By Louie Stout

Best Bet for Quality Bass? Try Bruce Lake

If you're looking for a diamond-in-the-rough bass lake, put Bruce Lake on your radar.

The 245-acre lake on the Pulaski/Fulton County line, seven miles southeast of Winamac, Ind., yielded a good population of quality bass during a DNR survey there last year.

"We turned up 30 bass over 18 inches in four hours of electroshocking," said Indiana District Fisheries Biologist Tom Bacula. "The biggest we saw was a female that was 6 pounds plus. There are some real studs in there."

The survey was conducted at the end of April last year.

By Louie Stout

Will Stocking Changes Impact Lake Michigan Fishery?

Indiana’s updated stocking plan may put smiles on Lake Michigan anglers’ faces, but it does raise some curious questions.

Lake Michigan biologist Brian Breidert announced last week that Indiana will get 40,000 brown trout from Michigan to replace the fish it couldn’t get from Illinois this year. He also said it also will stock 7,000 more king salmon this year and additional 15,000 next year.

The brown stocking is a great deal. Michigan browns are bigger (6 inches) compared to the fingerlings they we were getting from Illinois, so survival should improve.

Unfortunately, none of those are going into the St. Joseph River. Some 30,000 will go into the East Chicago Marina and the remaining 10,000 into Trail Creek at Michigan City.

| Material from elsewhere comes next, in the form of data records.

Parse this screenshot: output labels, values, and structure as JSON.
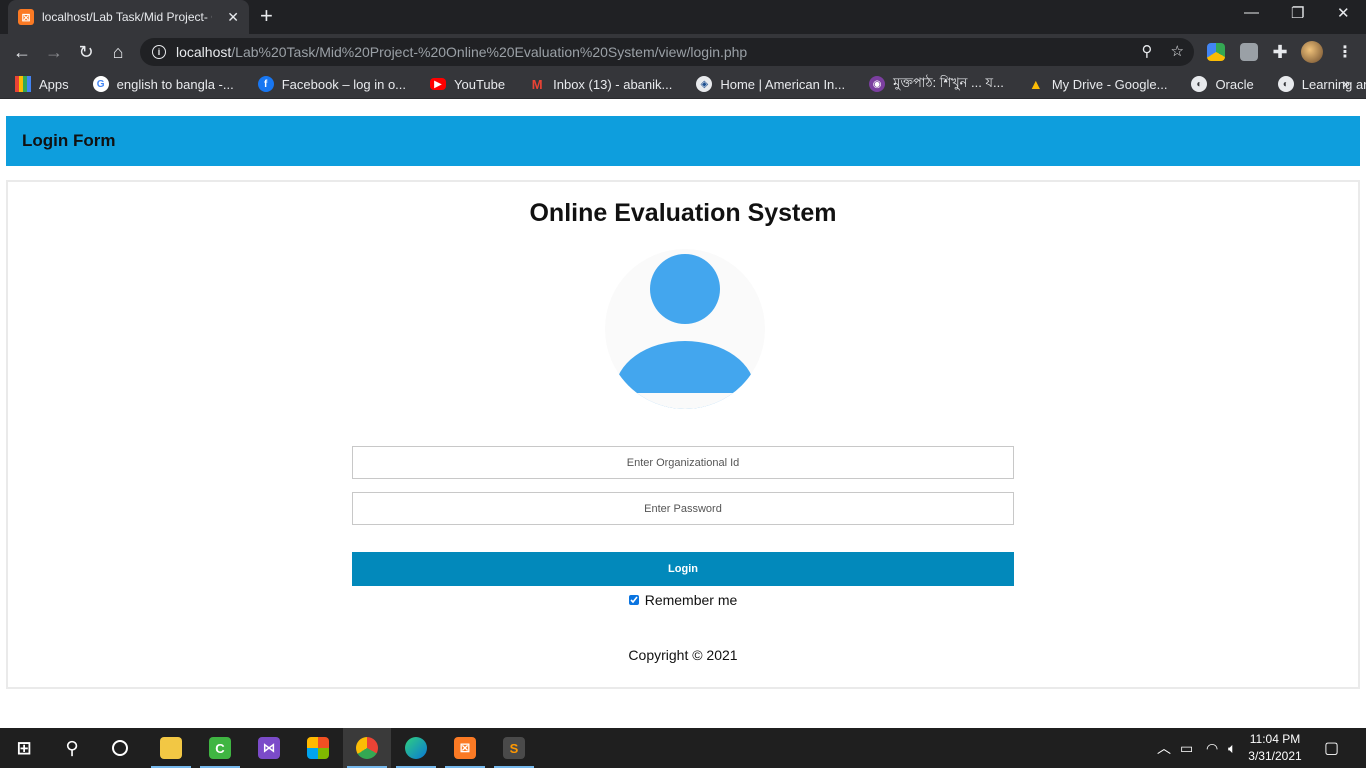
{
  "browser": {
    "tab_title": "localhost/Lab Task/Mid Project- O",
    "tab_favicon": "xampp-icon",
    "url_host": "localhost",
    "url_path": "/Lab%20Task/Mid%20Project-%20Online%20Evaluation%20System/view/login.php",
    "bookmarks": [
      {
        "label": "Apps",
        "icon": "apps-grid-icon"
      },
      {
        "label": "english to bangla -...",
        "icon": "google-icon"
      },
      {
        "label": "Facebook – log in o...",
        "icon": "facebook-icon"
      },
      {
        "label": "YouTube",
        "icon": "youtube-icon"
      },
      {
        "label": "Inbox (13) - abanik...",
        "icon": "gmail-icon"
      },
      {
        "label": "Home | American In...",
        "icon": "aiub-icon"
      },
      {
        "label": "মুক্তপাঠ: শিখুন ... য...",
        "icon": "muktopaath-icon"
      },
      {
        "label": "My Drive - Google...",
        "icon": "google-drive-icon"
      },
      {
        "label": "Oracle",
        "icon": "globe-icon"
      },
      {
        "label": "Learning and Earnin...",
        "icon": "globe-icon"
      }
    ],
    "bookmarks_overflow": "»"
  },
  "page": {
    "header_title": "Login Form",
    "system_title": "Online Evaluation System",
    "org_id_placeholder": "Enter Organizational Id",
    "password_placeholder": "Enter Password",
    "login_label": "Login",
    "remember_label": "Remember me",
    "remember_checked": true,
    "copyright": "Copyright © 2021",
    "colors": {
      "header_bg": "#0e9edd",
      "login_bg": "#0289bb",
      "avatar": "#43a6ee"
    }
  },
  "taskbar": {
    "apps": [
      "windows-start-icon",
      "search-icon",
      "cortana-icon",
      "file-explorer-icon",
      "camtasia-icon",
      "visual-studio-icon",
      "microsoft-store-icon",
      "chrome-icon",
      "edge-icon",
      "xampp-icon",
      "sublime-text-icon"
    ],
    "time": "11:04 PM",
    "date": "3/31/2021"
  }
}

“Stocking browns in the St. Joseph at South Bend is something I am thinking about for the future,” said Breidert.

By Louie Stout

Lake Manitou on the Rebound

Lake Manitou is making a comeback.

An R&B Circuit Open bass tournament held there last weekend under rough weather conditions produced four limits including the winners’ five-fish, 12.43 pounds.

The big bass for which Manitou was once famous didn’t show up but it wasn’t bad considering what the lake has been through over the past decade.

It’s been slow, but fish biologists are beginning to see some improvements in the 735-acre lake in Rochester, Ind. in Fulton County.

Here’s some background to what has happened there the past 15 years and what recent fish surveys are beginning to show.

By Louie Stout

Steelhead, crappies and coho are providing Michiana anglers with the best action this week as area waters start to slowly warm up.

The St. Joseph River trout and salmon run is pushing record portions. Indiana Lake Michigan Biologist Brian Breidert said this week that the 2017-18 river migration is the second greatest since stocking efforts began some 20 years ago.

From June through April 5, more than 20,000 trout and salmon have passed through the South Bend fish ladder. That includes more than 6,000 coho that came and left last fall.

The steelhead numbers are what counts right now. Since June of last year, nearly 8,000 steelhead have moved up river. As good as that is, this season still trails last year when nearly 15,000 passed.